- **Task item**
Lift every line from the entries that includes the word "Review".

---------- Data

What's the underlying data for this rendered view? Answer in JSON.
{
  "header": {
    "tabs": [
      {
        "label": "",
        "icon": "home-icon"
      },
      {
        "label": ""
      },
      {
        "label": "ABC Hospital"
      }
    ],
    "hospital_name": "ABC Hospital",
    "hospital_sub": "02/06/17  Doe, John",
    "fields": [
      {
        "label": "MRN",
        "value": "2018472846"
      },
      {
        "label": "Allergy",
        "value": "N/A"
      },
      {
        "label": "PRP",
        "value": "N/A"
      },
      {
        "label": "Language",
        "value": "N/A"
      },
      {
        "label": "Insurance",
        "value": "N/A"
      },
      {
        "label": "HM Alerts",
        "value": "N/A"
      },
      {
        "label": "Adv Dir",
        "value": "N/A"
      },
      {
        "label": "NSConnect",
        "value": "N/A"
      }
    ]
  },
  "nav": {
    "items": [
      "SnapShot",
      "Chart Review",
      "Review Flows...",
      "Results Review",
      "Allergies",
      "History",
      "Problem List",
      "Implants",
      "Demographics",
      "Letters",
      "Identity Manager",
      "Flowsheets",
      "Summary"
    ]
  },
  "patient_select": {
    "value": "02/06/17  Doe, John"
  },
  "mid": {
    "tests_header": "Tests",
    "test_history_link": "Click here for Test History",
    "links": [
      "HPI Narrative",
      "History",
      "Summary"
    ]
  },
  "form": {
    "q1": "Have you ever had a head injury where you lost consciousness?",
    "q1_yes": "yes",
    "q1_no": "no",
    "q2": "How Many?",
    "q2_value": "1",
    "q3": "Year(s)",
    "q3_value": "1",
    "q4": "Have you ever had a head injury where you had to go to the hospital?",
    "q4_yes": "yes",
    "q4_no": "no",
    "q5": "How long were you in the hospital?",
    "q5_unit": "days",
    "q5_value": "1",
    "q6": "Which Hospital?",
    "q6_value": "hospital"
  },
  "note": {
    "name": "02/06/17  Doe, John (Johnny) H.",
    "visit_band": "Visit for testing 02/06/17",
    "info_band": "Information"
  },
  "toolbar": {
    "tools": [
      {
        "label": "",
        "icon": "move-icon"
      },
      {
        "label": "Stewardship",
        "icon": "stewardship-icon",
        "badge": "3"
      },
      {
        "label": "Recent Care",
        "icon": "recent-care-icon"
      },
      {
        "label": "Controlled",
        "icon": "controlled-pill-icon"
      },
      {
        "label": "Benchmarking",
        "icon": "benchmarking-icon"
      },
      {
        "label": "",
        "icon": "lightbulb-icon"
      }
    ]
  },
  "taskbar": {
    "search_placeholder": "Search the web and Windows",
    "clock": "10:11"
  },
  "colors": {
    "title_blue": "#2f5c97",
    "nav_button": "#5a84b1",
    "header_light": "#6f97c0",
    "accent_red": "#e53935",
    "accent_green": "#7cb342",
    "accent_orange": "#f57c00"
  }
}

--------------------

- **Solution to the problem**
      "Chart Review",
      "Review Flows...",
      "Results Review",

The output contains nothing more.